    Grisman: "We made a studio album and I remember listening to it with Jerry at my house, and we decided it wasn't good enough to release, and that was the end of the band. Perhaps there were musical differences between me and Peter Rowan, but we never discussed them. We were young and didn't see the value of keeping it going."

    Rowan: "Jerry was like, 'Hey, if these guys can't keep it together, I'm not going to keep it together.' ...Jerry told me personally at the very end, 'David doesn't want to do it anymore but I do.'"

    Grisman: "Shortly after, I started playing with Richard Greene in this loose acoustic aggregation called the Great American String Band. Jerry played some gigs with us; Old & in the Way got left behind." (Greenfield p.157-8)

    There may be various levels of truth in these accounts (they were interviewed in '95 and felt a lot of guilt about OAITW, but after all it had happened back in '73, not '93, and Garcia was young then too).
    It's been discovered that OAITW recorded an album not at the end of their existence, but at the very beginning (probably explaining why they didn't think it was good enough).

    The disgruntlement between bandmembers, and lack of a usable studio recording, probably explains why it took til late '74 for someone to have the idea of using Owsley's tapes for a live album.
    (It's been suggested that Owsley intentionally taped their last shows for an album release, but I'm not at all certain of this. It's clear that Owsley had been recording them for some time already, just as he'd recorded the Dead for years, but none of that was "intended" for release.)

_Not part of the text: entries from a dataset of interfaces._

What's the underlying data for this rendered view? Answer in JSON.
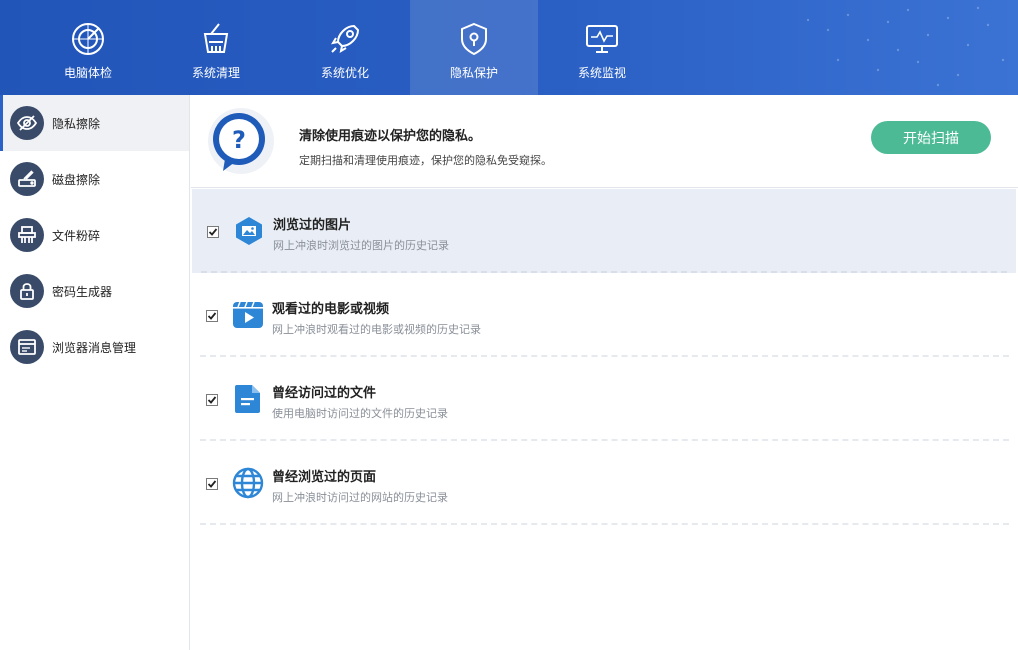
{
  "topnav": {
    "tabs": [
      {
        "label": "电脑体检",
        "icon": "radar-icon"
      },
      {
        "label": "系统清理",
        "icon": "broom-icon"
      },
      {
        "label": "系统优化",
        "icon": "rocket-icon"
      },
      {
        "label": "隐私保护",
        "icon": "shield-icon",
        "active": true
      },
      {
        "label": "系统监视",
        "icon": "monitor-icon"
      }
    ]
  },
  "sidebar": {
    "items": [
      {
        "label": "隐私擦除",
        "icon": "eye-slash-icon",
        "active": true
      },
      {
        "label": "磁盘擦除",
        "icon": "disk-eraser-icon"
      },
      {
        "label": "文件粉碎",
        "icon": "shredder-icon"
      },
      {
        "label": "密码生成器",
        "icon": "lock-icon"
      },
      {
        "label": "浏览器消息管理",
        "icon": "browser-icon"
      }
    ]
  },
  "banner": {
    "title": "清除使用痕迹以保护您的隐私。",
    "subtitle": "定期扫描和清理使用痕迹，保护您的隐私免受窥探。",
    "button_label": "开始扫描",
    "icon": "question-bubble-icon"
  },
  "items": [
    {
      "title": "浏览过的图片",
      "desc": "网上冲浪时浏览过的图片的历史记录",
      "checked": true,
      "icon": "image-icon"
    },
    {
      "title": "观看过的电影或视频",
      "desc": "网上冲浪时观看过的电影或视频的历史记录",
      "checked": true,
      "icon": "video-icon"
    },
    {
      "title": "曾经访问过的文件",
      "desc": "使用电脑时访问过的文件的历史记录",
      "checked": true,
      "icon": "document-icon"
    },
    {
      "title": "曾经浏览过的页面",
      "desc": "网上冲浪时访问过的网站的历史记录",
      "checked": true,
      "icon": "globe-icon"
    }
  ],
  "colors": {
    "nav_background": "#2a5fc4",
    "accent_button": "#4dba96",
    "item_icon": "#2e86d6",
    "sidebar_icon": "#3a4b6a"
  }
}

    McNally summarizes the rest of the story:
    "Round Records paid David Grisman $1,000 to assemble the album, and despite significant sales, he never saw another dime. Garcia was aware of the sloppiness of the business, but hid rather than confront the situation. As a result, though Jerry & David would play a number of gigs in [early 1974] with...the Great American String Band, their relationship lapsed into nothingness after a final jam session at David's house, and they did not speak for the next 15 years." (p.486)

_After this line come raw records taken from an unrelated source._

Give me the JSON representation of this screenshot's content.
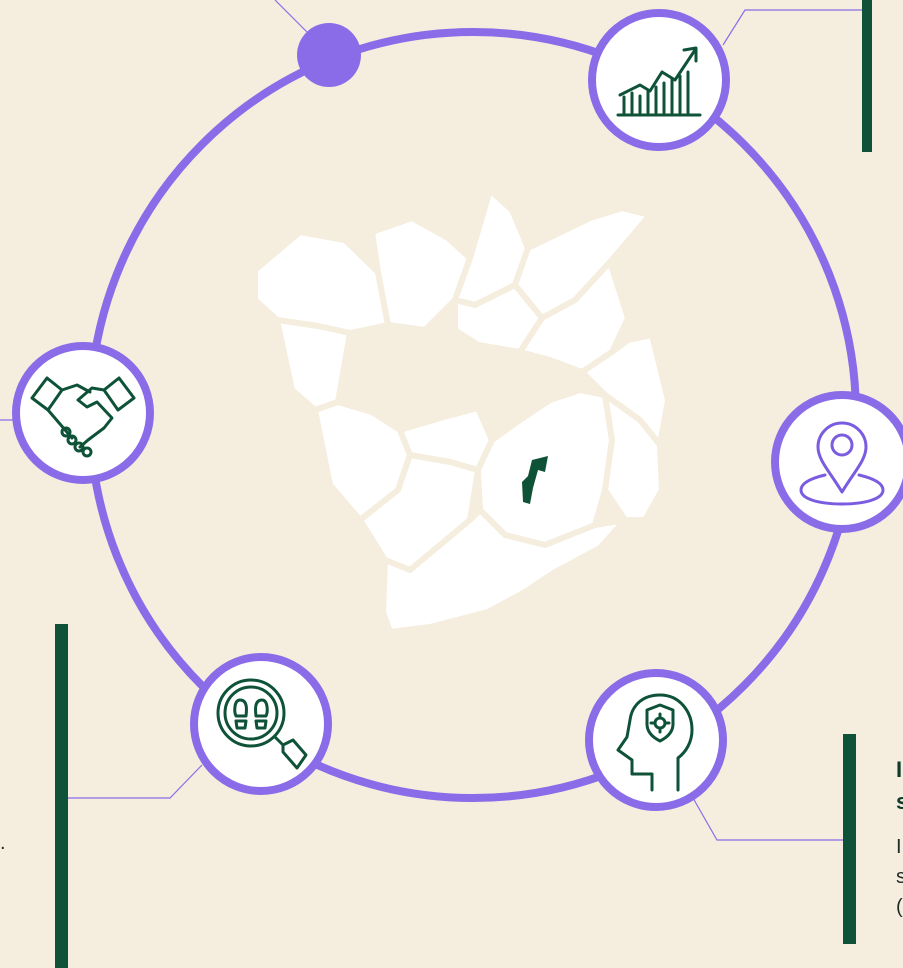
{
  "colors": {
    "background": "#F5EEDF",
    "ring": "#8B6CE8",
    "map_fill": "#FFFFFF",
    "accent_bar": "#0E5238",
    "icon_stroke": "#0E5238",
    "location_icon_stroke": "#7A5CE0",
    "node_dot": "#8B6CE8"
  },
  "icons": [
    "growth-chart-icon",
    "handshake-icon",
    "location-pin-icon",
    "footprints-search-icon",
    "head-gear-shield-icon"
  ],
  "text_fragments": {
    "bottom_left_period": ".",
    "bottom_right_title_line1": "I",
    "bottom_right_title_line2": "s",
    "bottom_right_body_line1": "I",
    "bottom_right_body_line2": "s",
    "bottom_right_body_line3": "("
  }
}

  3. Nonetheless, in a stroke of irony, just as the OAITW album was being released, at the end of February 1975 Garcia appeared in a tiny Santa Cruz club playing banjo with the Good Old Boys -
    Garcia had just produced their album Pistol Packin' Mama at a couple sessions in January, and apparently played with them at other (lost) live shows as well, at places like Paul's Saloon in SF.

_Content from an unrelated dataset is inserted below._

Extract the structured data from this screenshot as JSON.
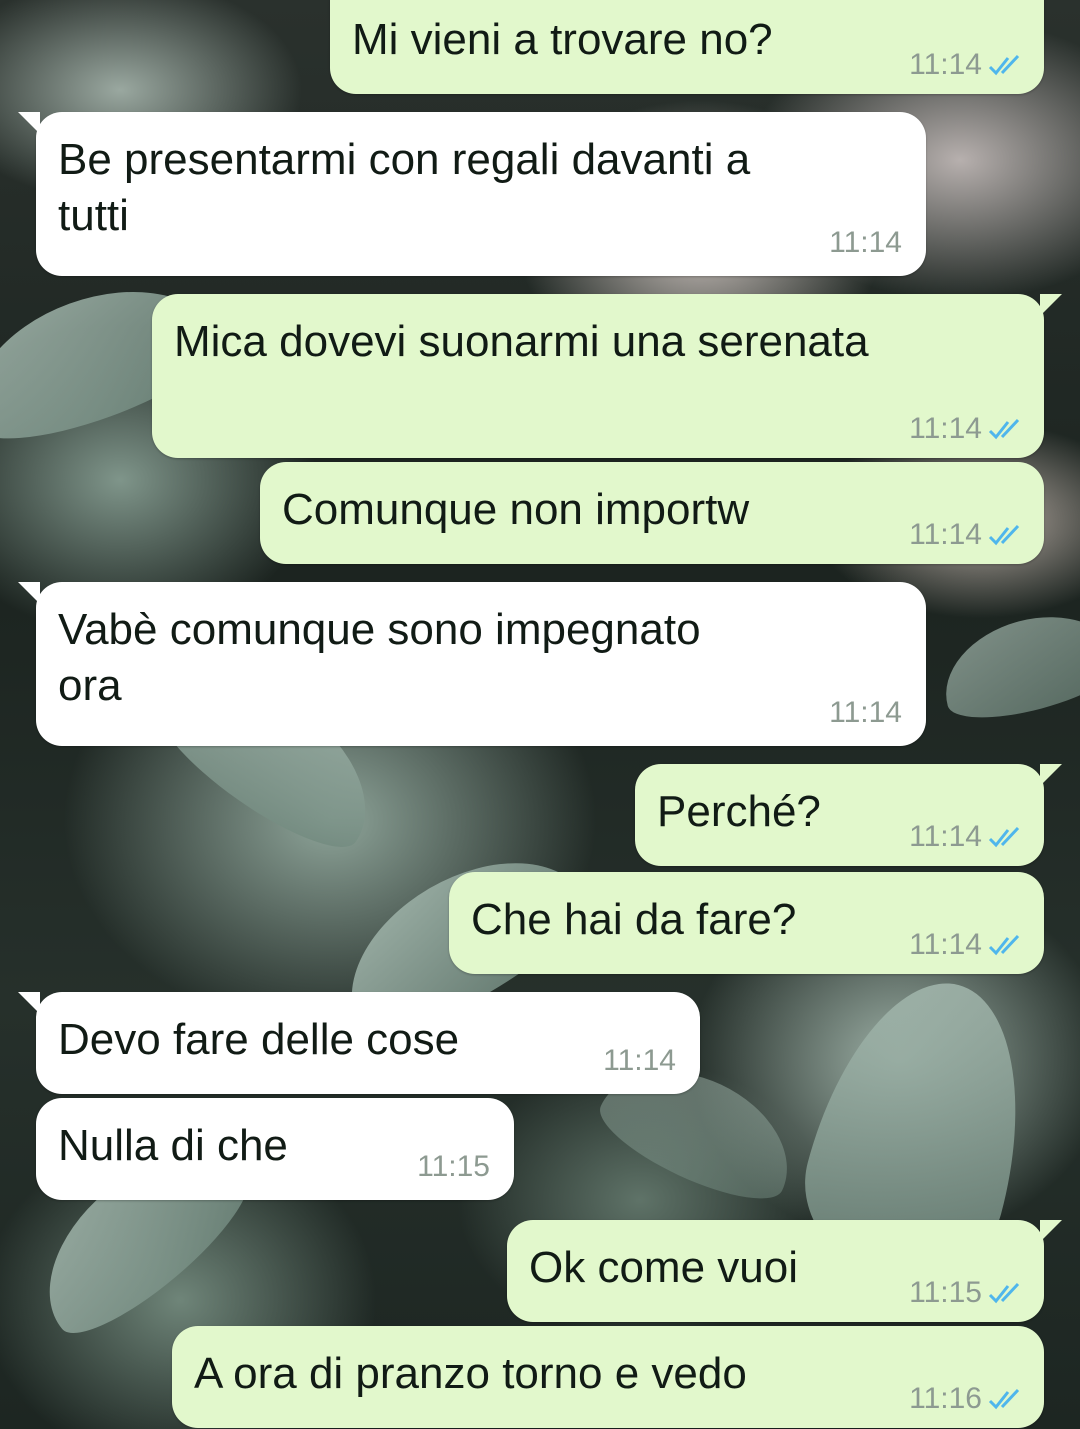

    For whatever reason, Round Records didn't put out their album until 1976, when it fell victim to the United Artists distribution deal.
    Frank Wakefield recalled, "The record wasn't out long when some legal complications over money developed. As good as Pistol was selling, United Artists took the record off the market." Ned Lagin said the same thing happened to Seastones, where UA just pulled it off the shelves.

    Old & in the Way seems to have suffered no such complications, as it became a bestseller (and probably propped up Round Records' brief existence as much as anything).

  4. I once owned a vinyl copy of "Old and In the Way" and have listened to it many times.It was recommended to me by a musician friend of mine, and I found it to have a high quality sound for a live recording.It also helped build up a keen sense for stringed acoustic instrument sound mix and added appreciation for this genre of music.